5 Ways in Which You Are Crushing Your Team’s Motivation
You have been assigned to manage a team or project at work, but things don’t seem to be going well. The employees could be at fault, that’s always a possibility. But, self-reflection is a humbling process that can surprise us with its outcome. So, before you start lashing out on your team take a moment to reflect the following ways in which you might be crushing your team’s motivation and performance.
If you hire the right person, that person won’t need to be micromanaged. That doesn’t mean you shouldn’t receive updates about a project, or that you won’t help if needed. Instead, it means that your employees will have the necessary space to be the competent personnel you hired.

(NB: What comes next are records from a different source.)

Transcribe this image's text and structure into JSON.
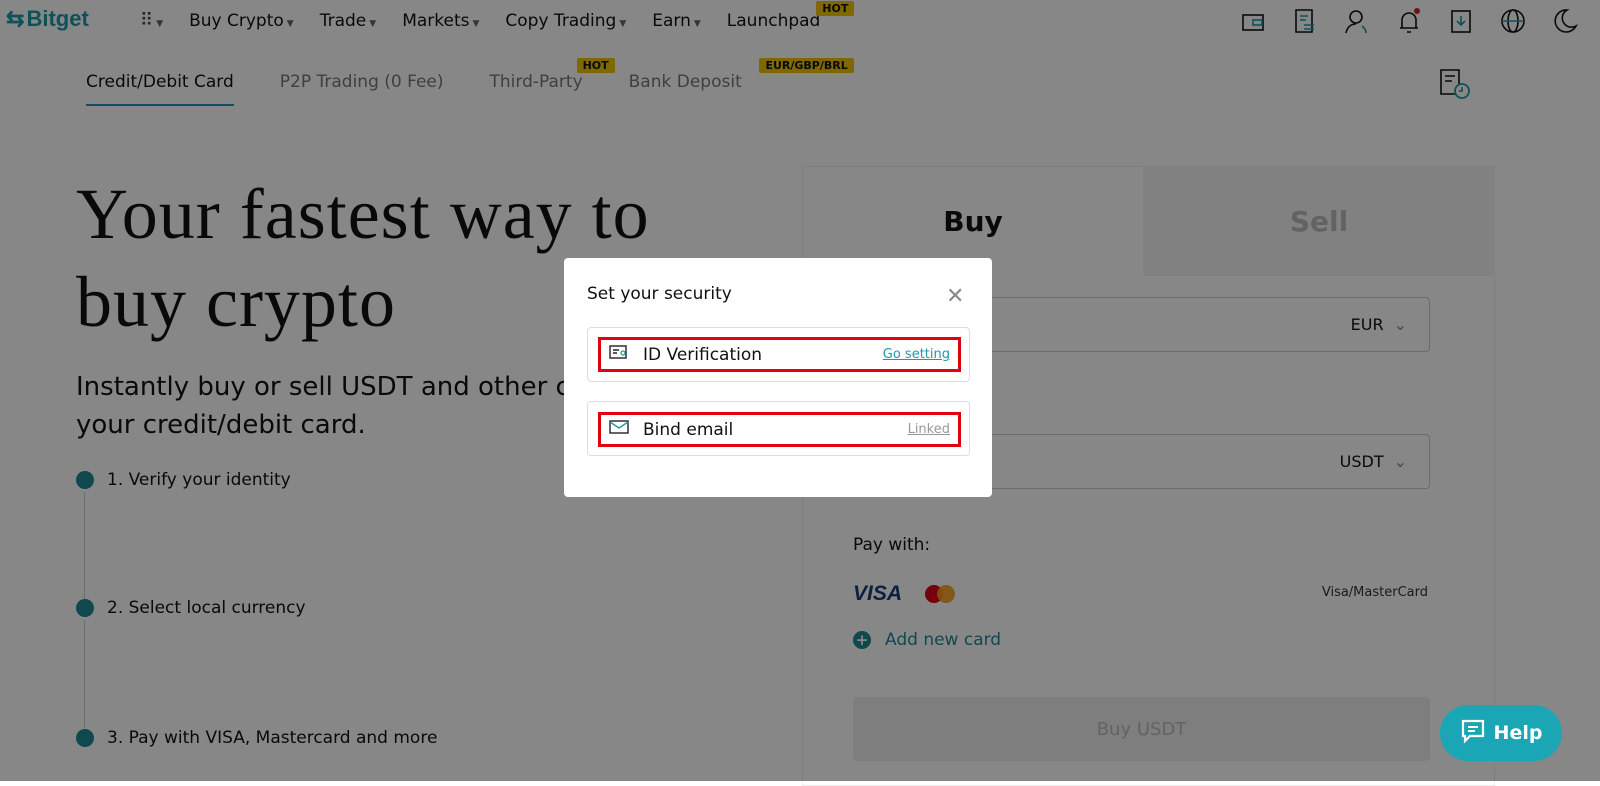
{
  "nav": {
    "logo": "Bitget",
    "items": [
      {
        "label": "Buy Crypto",
        "caret": true
      },
      {
        "label": "Trade",
        "caret": true
      },
      {
        "label": "Markets",
        "caret": true
      },
      {
        "label": "Copy Trading",
        "caret": true
      },
      {
        "label": "Earn",
        "caret": true
      },
      {
        "label": "Launchpad",
        "caret": false,
        "badge": "HOT"
      }
    ],
    "icons": [
      "wallet-icon",
      "orders-icon",
      "user-icon",
      "bell-icon",
      "download-icon",
      "globe-icon",
      "moon-icon"
    ]
  },
  "tabs": [
    {
      "label": "Credit/Debit Card",
      "active": true
    },
    {
      "label": "P2P Trading (0 Fee)"
    },
    {
      "label": "Third-Party",
      "badge": "HOT"
    },
    {
      "label": "Bank Deposit",
      "badge": "EUR/GBP/BRL"
    }
  ],
  "hero": {
    "line1": "Your fastest way to",
    "line2": "buy crypto",
    "subtitle_line1": "Instantly buy or sell USDT and other c",
    "subtitle_line2": "your credit/debit card."
  },
  "steps": [
    "1. Verify your identity",
    "2. Select local currency",
    "3. Pay with VISA, Mastercard and more"
  ],
  "panel": {
    "buy_tab": "Buy",
    "sell_tab": "Sell",
    "fiat": "EUR",
    "crypto": "USDT",
    "pay_with": "Pay with:",
    "visa": "VISA",
    "card_types": "Visa/MasterCard",
    "add_card": "Add new card",
    "buy_button": "Buy USDT"
  },
  "help": "Help",
  "modal": {
    "title": "Set your security",
    "rows": [
      {
        "label": "ID Verification",
        "action": "Go setting"
      },
      {
        "label": "Bind email",
        "action": "Linked"
      }
    ]
  },
  "colors": {
    "accent": "#1d9aa8",
    "highlight": "#e00010",
    "badge": "#f0c400"
  }
}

If the employees start feeling asphyxiated their confidence will lower, and they will stop being proactive and self-starters. Why? Because they know that at any moment you will tell them that what they did was not good enough, or that you would have done it differently.
Joe Apfelbaum said, “Micromanage the process, not the people.” and that’s how it works best in most industries. It is not easy, but when hiring is done right, you should be able to feel confident enough to delegate work and empower your team.

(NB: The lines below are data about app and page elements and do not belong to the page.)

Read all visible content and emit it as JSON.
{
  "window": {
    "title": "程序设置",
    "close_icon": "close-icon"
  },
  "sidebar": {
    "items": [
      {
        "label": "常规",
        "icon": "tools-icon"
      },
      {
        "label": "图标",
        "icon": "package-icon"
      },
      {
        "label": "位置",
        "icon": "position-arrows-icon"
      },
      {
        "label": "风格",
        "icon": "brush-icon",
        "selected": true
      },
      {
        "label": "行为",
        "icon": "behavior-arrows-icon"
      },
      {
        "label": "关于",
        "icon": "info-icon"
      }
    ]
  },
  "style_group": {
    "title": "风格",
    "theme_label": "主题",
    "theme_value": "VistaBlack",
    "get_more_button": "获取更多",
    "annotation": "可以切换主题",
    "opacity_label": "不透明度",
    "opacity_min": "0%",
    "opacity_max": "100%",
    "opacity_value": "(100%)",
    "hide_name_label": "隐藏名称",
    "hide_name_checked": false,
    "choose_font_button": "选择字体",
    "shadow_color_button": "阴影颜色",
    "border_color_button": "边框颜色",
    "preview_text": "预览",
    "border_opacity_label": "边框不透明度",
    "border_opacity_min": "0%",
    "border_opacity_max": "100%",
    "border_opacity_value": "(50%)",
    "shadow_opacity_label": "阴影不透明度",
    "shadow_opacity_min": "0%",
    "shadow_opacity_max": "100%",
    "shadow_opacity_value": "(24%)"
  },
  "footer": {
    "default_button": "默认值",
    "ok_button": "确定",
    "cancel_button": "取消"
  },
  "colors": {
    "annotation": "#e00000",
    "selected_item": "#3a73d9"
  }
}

2. Dismissing Ideas
People like to be listened to, and your team is no different. If you dismiss their ideas without explaining why they won’t work, your employees won’t care about anything else than finishing their task and going home. In theory, this doesn’t sound bad. Still, you don’t want to discourage your employees from sharing ideas that can improve a process. Some of the best ideas I have come across came from people from different departments or new employees that were looking at an issue with fresh eyes.
Now that we are on the topic of ideas, never take credit from an idea that’s not yours, notably if you dismissed it at first. Doing so will only boost your ego for a while, and then it will start destroying your professional reputation.
3. Not Being Flexible
If you’re not flexible with your team, they’ll eventually leave. It might take a few days, weeks, or maybe even years, but they’ll be gone when you least expect it. The 2018 Global Talent Trends study by Mercer found out that if thousands of employees in different industries agreed on something, it was on the desire for workplace flexibility.
After hundreds of companies invested money in ping pong tables, open office plans, healthy snacks, and event tickets, most employees would trade any of these benefits for a few more hours of PTO and the ability to choose their work schedule (at least on some days). A benefit that would come at a lower cost for the company and that would make the employees happier.
4. Picking Out Favorites
If I have seen something destroy the spirit of a team is when favoritism becomes obvious. To avoid this, make sure to have the necessary policies and procedures in place to guide your team responsibilities. When something is on paper, there is less bias coming from your part, and the only justification for a decision you have to give is the policy itself.
Also, take some time to know your team and what each of them does best and how. You can have two people working in the same position, but they might work in entirely different ways. For example, I have seen employees that thrive working alone, and others that perform better in a social environment. Information like that might even help when designating workspaces and assigning tasks.
5. Not Recognizing a Job Well Done
Some people would argue that recognition on the job is not essential because they are being paid and what they are doing is what they were hired to do. Nonetheless, as humans, we enjoy feeling appreciated. Positive feedback when a task is completed on time, or even a bonus when the employee goes the extra mile, can do wonders for employee productivity.
Something as simple as a handwritten thank you note can make someone’s day, and make them feel happy about working with you.
Share with us in which other ways a team’s motivation can be crushed.